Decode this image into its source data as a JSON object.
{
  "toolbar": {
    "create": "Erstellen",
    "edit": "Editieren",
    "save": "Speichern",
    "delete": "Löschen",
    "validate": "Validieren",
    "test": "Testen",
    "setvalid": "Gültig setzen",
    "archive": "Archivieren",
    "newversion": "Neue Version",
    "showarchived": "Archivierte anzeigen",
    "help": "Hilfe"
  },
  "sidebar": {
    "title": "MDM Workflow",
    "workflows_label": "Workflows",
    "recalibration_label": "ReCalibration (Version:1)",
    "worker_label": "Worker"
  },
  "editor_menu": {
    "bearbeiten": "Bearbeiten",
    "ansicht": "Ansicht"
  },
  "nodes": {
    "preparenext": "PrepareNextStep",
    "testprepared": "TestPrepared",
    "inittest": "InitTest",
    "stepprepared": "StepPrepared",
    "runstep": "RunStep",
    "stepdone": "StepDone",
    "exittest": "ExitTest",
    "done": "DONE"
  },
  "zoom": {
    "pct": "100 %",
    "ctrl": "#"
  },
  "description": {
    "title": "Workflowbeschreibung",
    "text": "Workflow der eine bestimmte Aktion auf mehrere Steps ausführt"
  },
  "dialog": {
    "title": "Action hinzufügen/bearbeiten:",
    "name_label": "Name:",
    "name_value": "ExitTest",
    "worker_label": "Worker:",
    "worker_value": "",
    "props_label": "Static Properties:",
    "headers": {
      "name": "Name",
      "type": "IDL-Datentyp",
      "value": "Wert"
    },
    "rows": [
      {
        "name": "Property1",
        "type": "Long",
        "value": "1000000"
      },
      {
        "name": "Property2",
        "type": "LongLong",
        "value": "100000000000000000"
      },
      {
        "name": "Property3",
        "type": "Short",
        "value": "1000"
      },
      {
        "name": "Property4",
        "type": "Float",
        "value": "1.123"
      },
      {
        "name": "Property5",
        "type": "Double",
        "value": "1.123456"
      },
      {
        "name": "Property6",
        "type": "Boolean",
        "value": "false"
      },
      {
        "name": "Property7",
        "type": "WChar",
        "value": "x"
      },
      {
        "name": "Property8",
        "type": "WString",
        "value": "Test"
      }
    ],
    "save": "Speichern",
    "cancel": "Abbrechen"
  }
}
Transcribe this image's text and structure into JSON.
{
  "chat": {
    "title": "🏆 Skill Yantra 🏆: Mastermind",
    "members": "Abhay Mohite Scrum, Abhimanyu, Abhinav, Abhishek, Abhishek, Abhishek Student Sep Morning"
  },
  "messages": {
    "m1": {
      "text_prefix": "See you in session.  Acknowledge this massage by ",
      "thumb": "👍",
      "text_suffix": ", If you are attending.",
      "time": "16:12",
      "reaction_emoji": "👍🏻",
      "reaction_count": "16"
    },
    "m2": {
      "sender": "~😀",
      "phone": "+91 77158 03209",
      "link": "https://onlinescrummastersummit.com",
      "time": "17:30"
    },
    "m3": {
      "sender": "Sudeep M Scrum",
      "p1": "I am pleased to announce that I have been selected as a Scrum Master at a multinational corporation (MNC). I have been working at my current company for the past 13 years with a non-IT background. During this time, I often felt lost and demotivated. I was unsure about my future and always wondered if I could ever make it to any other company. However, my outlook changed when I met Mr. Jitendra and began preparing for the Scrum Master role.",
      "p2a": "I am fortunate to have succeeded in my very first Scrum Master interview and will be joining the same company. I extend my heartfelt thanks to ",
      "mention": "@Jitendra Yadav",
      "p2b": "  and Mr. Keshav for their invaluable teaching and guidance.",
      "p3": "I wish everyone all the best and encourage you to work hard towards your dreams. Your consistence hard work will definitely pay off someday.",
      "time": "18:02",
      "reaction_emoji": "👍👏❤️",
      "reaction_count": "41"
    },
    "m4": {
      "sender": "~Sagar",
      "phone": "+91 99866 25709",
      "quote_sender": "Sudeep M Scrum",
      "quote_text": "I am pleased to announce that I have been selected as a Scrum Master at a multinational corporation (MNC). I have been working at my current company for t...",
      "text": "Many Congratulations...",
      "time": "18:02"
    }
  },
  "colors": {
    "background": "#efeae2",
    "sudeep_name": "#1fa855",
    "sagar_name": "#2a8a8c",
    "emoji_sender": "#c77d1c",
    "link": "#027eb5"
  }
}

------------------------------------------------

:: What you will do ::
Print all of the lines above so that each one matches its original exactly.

:: Exercise answer ::
Decode this image into its source data as a JSON object.
{
  "toolbar": {
    "create": "Erstellen",
    "edit": "Editieren",
    "save": "Speichern",
    "delete": "Löschen",
    "validate": "Validieren",
    "test": "Testen",
    "setvalid": "Gültig setzen",
    "archive": "Archivieren",
    "newversion": "Neue Version",
    "showarchived": "Archivierte anzeigen",
    "help": "Hilfe"
  },
  "sidebar": {
    "title": "MDM Workflow",
    "workflows_label": "Workflows",
    "recalibration_label": "ReCalibration (Version:1)",
    "worker_label": "Worker"
  },
  "editor_menu": {
    "bearbeiten": "Bearbeiten",
    "ansicht": "Ansicht"
  },
  "nodes": {
    "preparenext": "PrepareNextStep",
    "testprepared": "TestPrepared",
    "inittest": "InitTest",
    "stepprepared": "StepPrepared",
    "runstep": "RunStep",
    "stepdone": "StepDone",
    "exittest": "ExitTest",
    "done": "DONE"
  },
  "zoom": {
    "pct": "100 %",
    "ctrl": "#"
  },
  "description": {
    "title": "Workflowbeschreibung",
    "text": "Workflow der eine bestimmte Aktion auf mehrere Steps ausführt"
  },
  "dialog": {
    "title": "Action hinzufügen/bearbeiten:",
    "name_label": "Name:",
    "name_value": "ExitTest",
    "worker_label": "Worker:",
    "worker_value": "",
    "props_label": "Static Properties:",
    "headers": {
      "name": "Name",
      "type": "IDL-Datentyp",
      "value": "Wert"
    },
    "rows": [
      {
        "name": "Property1",
        "type": "Long",
        "value": "1000000"
      },
      {
        "name": "Property2",
        "type": "LongLong",
        "value": "100000000000000000"
      },
      {
        "name": "Property3",
        "type": "Short",
        "value": "1000"
      },
      {
        "name": "Property4",
        "type": "Float",
        "value": "1.123"
      },
      {
        "name": "Property5",
        "type": "Double",
        "value": "1.123456"
      },
      {
        "name": "Property6",
        "type": "Boolean",
        "value": "false"
      },
      {
        "name": "Property7",
        "type": "WChar",
        "value": "x"
      },
      {
        "name": "Property8",
        "type": "WString",
        "value": "Test"
      }
    ],
    "save": "Speichern",
    "cancel": "Abbrechen"
  }
}
Transcribe this image's text and structure into JSON.
{
  "chat": {
    "title": "🏆 Skill Yantra 🏆: Mastermind",
    "members": "Abhay Mohite Scrum, Abhimanyu, Abhinav, Abhishek, Abhishek, Abhishek Student Sep Morning"
  },
  "messages": {
    "m1": {
      "text_prefix": "See you in session.  Acknowledge this massage by ",
      "thumb": "👍",
      "text_suffix": ", If you are attending.",
      "time": "16:12",
      "reaction_emoji": "👍🏻",
      "reaction_count": "16"
    },
    "m2": {
      "sender": "~😀",
      "phone": "+91 77158 03209",
      "link": "https://onlinescrummastersummit.com",
      "time": "17:30"
    },
    "m3": {
      "sender": "Sudeep M Scrum",
      "p1": "I am pleased to announce that I have been selected as a Scrum Master at a multinational corporation (MNC). I have been working at my current company for the past 13 years with a non-IT background. During this time, I often felt lost and demotivated. I was unsure about my future and always wondered if I could ever make it to any other company. However, my outlook changed when I met Mr. Jitendra and began preparing for the Scrum Master role.",
      "p2a": "I am fortunate to have succeeded in my very first Scrum Master interview and will be joining the same company. I extend my heartfelt thanks to ",
      "mention": "@Jitendra Yadav",
      "p2b": "  and Mr. Keshav for their invaluable teaching and guidance.",
      "p3": "I wish everyone all the best and encourage you to work hard towards your dreams. Your consistence hard work will definitely pay off someday.",
      "time": "18:02",
      "reaction_emoji": "👍👏❤️",
      "reaction_count": "41"
    },
    "m4": {
      "sender": "~Sagar",
      "phone": "+91 99866 25709",
      "quote_sender": "Sudeep M Scrum",
      "quote_text": "I am pleased to announce that I have been selected as a Scrum Master at a multinational corporation (MNC). I have been working at my current company for t...",
      "text": "Many Congratulations...",
      "time": "18:02"
    }
  },
  "colors": {
    "background": "#efeae2",
    "sudeep_name": "#1fa855",
    "sagar_name": "#2a8a8c",
    "emoji_sender": "#c77d1c",
    "link": "#027eb5"
  }
}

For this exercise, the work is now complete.